**TASK ITEM:**
Write out only the final part of the records below. It begins with the line that contains "Give me the" and ends with the last line.

**GIVEN INFORMATION:**
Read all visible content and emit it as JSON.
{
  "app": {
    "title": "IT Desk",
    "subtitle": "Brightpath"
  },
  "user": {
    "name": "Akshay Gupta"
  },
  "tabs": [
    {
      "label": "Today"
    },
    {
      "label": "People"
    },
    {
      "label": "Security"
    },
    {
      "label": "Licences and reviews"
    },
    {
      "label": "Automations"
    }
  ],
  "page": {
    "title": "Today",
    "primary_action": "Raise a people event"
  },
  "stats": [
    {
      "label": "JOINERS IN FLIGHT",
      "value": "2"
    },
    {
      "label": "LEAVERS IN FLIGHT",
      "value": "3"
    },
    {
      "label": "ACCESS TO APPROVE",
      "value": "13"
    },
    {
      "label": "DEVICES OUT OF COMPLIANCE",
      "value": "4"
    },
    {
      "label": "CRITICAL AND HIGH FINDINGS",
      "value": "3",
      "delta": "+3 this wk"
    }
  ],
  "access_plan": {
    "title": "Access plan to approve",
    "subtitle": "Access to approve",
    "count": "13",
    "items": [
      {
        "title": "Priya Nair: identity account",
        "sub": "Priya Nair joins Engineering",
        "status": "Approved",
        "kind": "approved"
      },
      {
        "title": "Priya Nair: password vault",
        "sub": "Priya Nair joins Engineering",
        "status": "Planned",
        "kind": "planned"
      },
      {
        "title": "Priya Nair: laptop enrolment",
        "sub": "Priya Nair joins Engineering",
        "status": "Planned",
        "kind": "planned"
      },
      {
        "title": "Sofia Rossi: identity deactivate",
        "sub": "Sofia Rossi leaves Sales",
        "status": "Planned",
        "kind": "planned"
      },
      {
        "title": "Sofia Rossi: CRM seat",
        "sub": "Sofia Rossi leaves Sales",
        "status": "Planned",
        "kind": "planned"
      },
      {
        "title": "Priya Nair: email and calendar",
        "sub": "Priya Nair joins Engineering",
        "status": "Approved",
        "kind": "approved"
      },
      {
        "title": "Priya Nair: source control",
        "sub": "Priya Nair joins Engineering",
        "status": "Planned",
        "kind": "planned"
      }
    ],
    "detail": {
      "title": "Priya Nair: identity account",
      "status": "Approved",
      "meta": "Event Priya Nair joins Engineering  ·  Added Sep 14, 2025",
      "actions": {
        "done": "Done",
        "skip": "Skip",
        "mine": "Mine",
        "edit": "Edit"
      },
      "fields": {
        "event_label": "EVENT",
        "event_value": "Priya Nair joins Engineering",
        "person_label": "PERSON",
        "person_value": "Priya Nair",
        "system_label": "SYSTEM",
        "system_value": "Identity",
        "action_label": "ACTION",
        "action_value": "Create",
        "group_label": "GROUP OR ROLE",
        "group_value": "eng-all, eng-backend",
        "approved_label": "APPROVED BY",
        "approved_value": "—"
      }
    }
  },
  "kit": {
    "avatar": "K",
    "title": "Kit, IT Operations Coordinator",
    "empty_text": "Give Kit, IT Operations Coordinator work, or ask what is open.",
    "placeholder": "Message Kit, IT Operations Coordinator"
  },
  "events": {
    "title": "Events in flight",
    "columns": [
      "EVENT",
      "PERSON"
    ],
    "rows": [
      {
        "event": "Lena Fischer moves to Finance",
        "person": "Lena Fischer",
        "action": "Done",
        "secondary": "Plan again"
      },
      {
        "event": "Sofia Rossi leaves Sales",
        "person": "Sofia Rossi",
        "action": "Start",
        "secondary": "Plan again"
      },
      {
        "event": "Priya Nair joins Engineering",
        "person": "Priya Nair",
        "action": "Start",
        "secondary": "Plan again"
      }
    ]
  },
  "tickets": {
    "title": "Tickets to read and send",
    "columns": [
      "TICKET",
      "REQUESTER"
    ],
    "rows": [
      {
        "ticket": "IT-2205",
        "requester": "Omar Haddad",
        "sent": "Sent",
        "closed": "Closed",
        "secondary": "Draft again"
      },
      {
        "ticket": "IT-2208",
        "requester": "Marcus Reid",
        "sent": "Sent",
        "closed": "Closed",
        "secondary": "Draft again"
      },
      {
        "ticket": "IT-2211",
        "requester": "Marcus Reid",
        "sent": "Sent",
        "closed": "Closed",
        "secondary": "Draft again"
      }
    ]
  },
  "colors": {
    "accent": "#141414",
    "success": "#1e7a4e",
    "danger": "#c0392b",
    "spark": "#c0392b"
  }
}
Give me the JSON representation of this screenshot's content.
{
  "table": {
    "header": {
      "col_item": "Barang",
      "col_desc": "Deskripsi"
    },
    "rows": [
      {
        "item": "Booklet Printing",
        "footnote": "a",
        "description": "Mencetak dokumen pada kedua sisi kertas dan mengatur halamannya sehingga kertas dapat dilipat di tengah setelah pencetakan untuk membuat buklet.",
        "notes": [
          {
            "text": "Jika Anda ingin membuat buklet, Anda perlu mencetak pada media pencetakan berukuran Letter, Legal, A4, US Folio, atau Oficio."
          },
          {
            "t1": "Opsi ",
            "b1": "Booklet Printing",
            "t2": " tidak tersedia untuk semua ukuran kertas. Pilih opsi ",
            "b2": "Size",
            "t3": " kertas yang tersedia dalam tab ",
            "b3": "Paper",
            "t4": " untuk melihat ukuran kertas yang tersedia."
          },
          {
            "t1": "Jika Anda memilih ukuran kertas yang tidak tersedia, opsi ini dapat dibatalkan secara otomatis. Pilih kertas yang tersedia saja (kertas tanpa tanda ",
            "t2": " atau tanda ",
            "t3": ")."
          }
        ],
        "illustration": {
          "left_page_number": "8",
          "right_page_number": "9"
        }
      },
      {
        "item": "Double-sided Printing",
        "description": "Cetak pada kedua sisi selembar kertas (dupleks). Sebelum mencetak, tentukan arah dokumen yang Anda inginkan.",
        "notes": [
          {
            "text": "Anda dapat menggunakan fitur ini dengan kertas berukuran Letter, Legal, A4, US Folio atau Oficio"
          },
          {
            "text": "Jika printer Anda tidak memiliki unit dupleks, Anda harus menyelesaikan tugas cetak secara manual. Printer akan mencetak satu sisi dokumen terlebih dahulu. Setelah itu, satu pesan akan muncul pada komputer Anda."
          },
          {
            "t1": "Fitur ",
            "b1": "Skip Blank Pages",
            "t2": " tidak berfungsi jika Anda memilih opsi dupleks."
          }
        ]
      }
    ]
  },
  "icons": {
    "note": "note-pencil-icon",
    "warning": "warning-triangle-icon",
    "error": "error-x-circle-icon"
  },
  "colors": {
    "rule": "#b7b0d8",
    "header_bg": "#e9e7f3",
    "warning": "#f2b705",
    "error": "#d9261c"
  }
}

**EXPECTED ANSWER:**
Give me the JSON representation of this screenshot's content.
{
  "table": {
    "header": {
      "col_item": "Barang",
      "col_desc": "Deskripsi"
    },
    "rows": [
      {
        "item": "Booklet Printing",
        "footnote": "a",
        "description": "Mencetak dokumen pada kedua sisi kertas dan mengatur halamannya sehingga kertas dapat dilipat di tengah setelah pencetakan untuk membuat buklet.",
        "notes": [
          {
            "text": "Jika Anda ingin membuat buklet, Anda perlu mencetak pada media pencetakan berukuran Letter, Legal, A4, US Folio, atau Oficio."
          },
          {
            "t1": "Opsi ",
            "b1": "Booklet Printing",
            "t2": " tidak tersedia untuk semua ukuran kertas. Pilih opsi ",
            "b2": "Size",
            "t3": " kertas yang tersedia dalam tab ",
            "b3": "Paper",
            "t4": " untuk melihat ukuran kertas yang tersedia."
          },
          {
            "t1": "Jika Anda memilih ukuran kertas yang tidak tersedia, opsi ini dapat dibatalkan secara otomatis. Pilih kertas yang tersedia saja (kertas tanpa tanda ",
            "t2": " atau tanda ",
            "t3": ")."
          }
        ],
        "illustration": {
          "left_page_number": "8",
          "right_page_number": "9"
        }
      },
      {
        "item": "Double-sided Printing",
        "description": "Cetak pada kedua sisi selembar kertas (dupleks). Sebelum mencetak, tentukan arah dokumen yang Anda inginkan.",
        "notes": [
          {
            "text": "Anda dapat menggunakan fitur ini dengan kertas berukuran Letter, Legal, A4, US Folio atau Oficio"
          },
          {
            "text": "Jika printer Anda tidak memiliki unit dupleks, Anda harus menyelesaikan tugas cetak secara manual. Printer akan mencetak satu sisi dokumen terlebih dahulu. Setelah itu, satu pesan akan muncul pada komputer Anda."
          },
          {
            "t1": "Fitur ",
            "b1": "Skip Blank Pages",
            "t2": " tidak berfungsi jika Anda memilih opsi dupleks."
          }
        ]
      }
    ]
  },
  "icons": {
    "note": "note-pencil-icon",
    "warning": "warning-triangle-icon",
    "error": "error-x-circle-icon"
  },
  "colors": {
    "rule": "#b7b0d8",
    "header_bg": "#e9e7f3",
    "warning": "#f2b705",
    "error": "#d9261c"
  }
}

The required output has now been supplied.